By David E. Hubler
Contributor, Online Career Tips
A fact of life in today’s business world is that no one’s job is safe. Corporate downsizing, mergers and acquisitions, plant closings, and internal realignments have blown apart the once enduring worker-employer relationship.
Start a management degree at American Public University.
As a result, being let go is no longer the “disgrace” it once was when workers generally stayed with the first company that hired them until they retired. Unless you are extremely lucky or you own the company, getting fired happens to all of us at one time or another. We are no different from major league baseball managers.
In fact, business icons such as Apple co-founder Steve Jobs, Vogue editor Anna Wintour and Oprah Winfrey “were all famously fired,” notes Glassdoor contributor Lillian Childress. She quotes Wintour as once telling a conference audience, “I recommend you all get fired. It’s a great learning experience.”
I guarantee that upon hearing an HR officer say, “We have to let you go,” you will not immediately think of your dismissal as a learning experience. But how you handle that blow to your self-esteem is what matters. That, however, might take a little time to register before you take some positive action.

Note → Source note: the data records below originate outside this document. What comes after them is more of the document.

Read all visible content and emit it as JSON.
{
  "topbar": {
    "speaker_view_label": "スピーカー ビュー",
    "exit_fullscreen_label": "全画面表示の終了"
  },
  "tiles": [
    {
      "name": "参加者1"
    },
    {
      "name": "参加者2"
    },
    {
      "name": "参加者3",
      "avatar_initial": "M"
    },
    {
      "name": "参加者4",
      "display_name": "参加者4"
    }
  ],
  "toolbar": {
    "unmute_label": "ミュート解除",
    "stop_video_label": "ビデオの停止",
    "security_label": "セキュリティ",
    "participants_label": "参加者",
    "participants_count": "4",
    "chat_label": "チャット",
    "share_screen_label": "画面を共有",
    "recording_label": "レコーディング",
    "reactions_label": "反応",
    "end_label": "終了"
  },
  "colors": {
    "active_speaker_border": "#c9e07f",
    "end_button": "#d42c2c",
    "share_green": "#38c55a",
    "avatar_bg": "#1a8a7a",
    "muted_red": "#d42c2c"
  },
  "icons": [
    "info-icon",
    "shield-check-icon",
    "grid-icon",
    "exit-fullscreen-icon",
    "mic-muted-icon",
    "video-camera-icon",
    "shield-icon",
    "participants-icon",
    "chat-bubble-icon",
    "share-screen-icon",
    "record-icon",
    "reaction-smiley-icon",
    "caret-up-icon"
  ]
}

Ask What You Can Do to Make the Transition Easier after You’ve Been Fired
Dr. Marie Gould Harper, Dean of the School of Business at American Public University, says, “First, if the company allows you to remain for a while, ask what you can do to make the transition easier. Don’t burn bridges and leave on a high note.
“Second, contact your network to let everyone know that you are back in the market for finding a new job. By the way, it’s important to always keep your network up to date so you can make contact at any given moment.”
Above all, don’t freak out and create an unpleasant scene. “You don’t want to do something you’ll later regret by exploding in the face of your former boss or otherwise painting yourself in a bad light,” says Thomas Stone, of Business2Community.com. “Try to keep calm and reserve your reactions until you’ve had a chance to breathe and think about your situation.”
“Although people tend to take this unfortunate event too personally, it is important that they must understand that the world hasn’t come to a stop,” advises blogger Florence Jessica. She adds that you shouldn’t be “disappointed in yourself and don’t give up in the face of this adversity.”
Ask about Available Internal Positions
However, if your dismissal was the result of a corporate reorganization and you enjoyed working there, you might ask about other internal positions for which you could apply.
But don’t fall into the trap of using social media to air your issues, complain about your former boss or even ask for advice online, says M.A. Smith of TopResume. “Remember, future employers may be able to see what you post. Negative posts about former employers or getting fired from a job are red flags for hiring managers.”
Also, when you get the chance to apply for a new job, don’t lie about your previous position, Smith advises. “Keep in mind that most new companies ask your immediate past supervisor for a reference.”
If the HR official doesn’t mention it, be sure to discuss a severance package. It should include a continuation of your salary for a determined period of time (some companies use a formula based on the number of years of employment there). Also, and equally important, make sure your health benefits are extended for as long as possible.
While it’s tempting to sign the severance agreement quickly and secure that small financial boost, Stone cautions “don’t be impulsive. A severance package can absolve the company of any legal liability, and depending on the circumstances of your employment and firing, you may need or want to consider legal action.”
Let Anna Wintour’s Career Be an Inspiration in Your Job Quest
Lastly, let British-born Anna Wintour’s career be an inspiration in your job quest. Wintour was fired as fashion editor at Harper’s Bazaar in 1975 after only eight months on the job. Her failure to understand the American market was the reason given for her ouster.
She moved on to Viva until the magazine folded in 1980. After a few years at various other publications, she landed the top job at Vogue in 1988. In 2013, the Condé Nast publishing company named Wintour artistic director for the company’s magazines while remaining at Vogue.
So don’t let your dismissal keep you down. You will get back on your career path. But don’t expect to ever be named to the Order of the British Empire (OBE). Unless, of course, you happen to be British.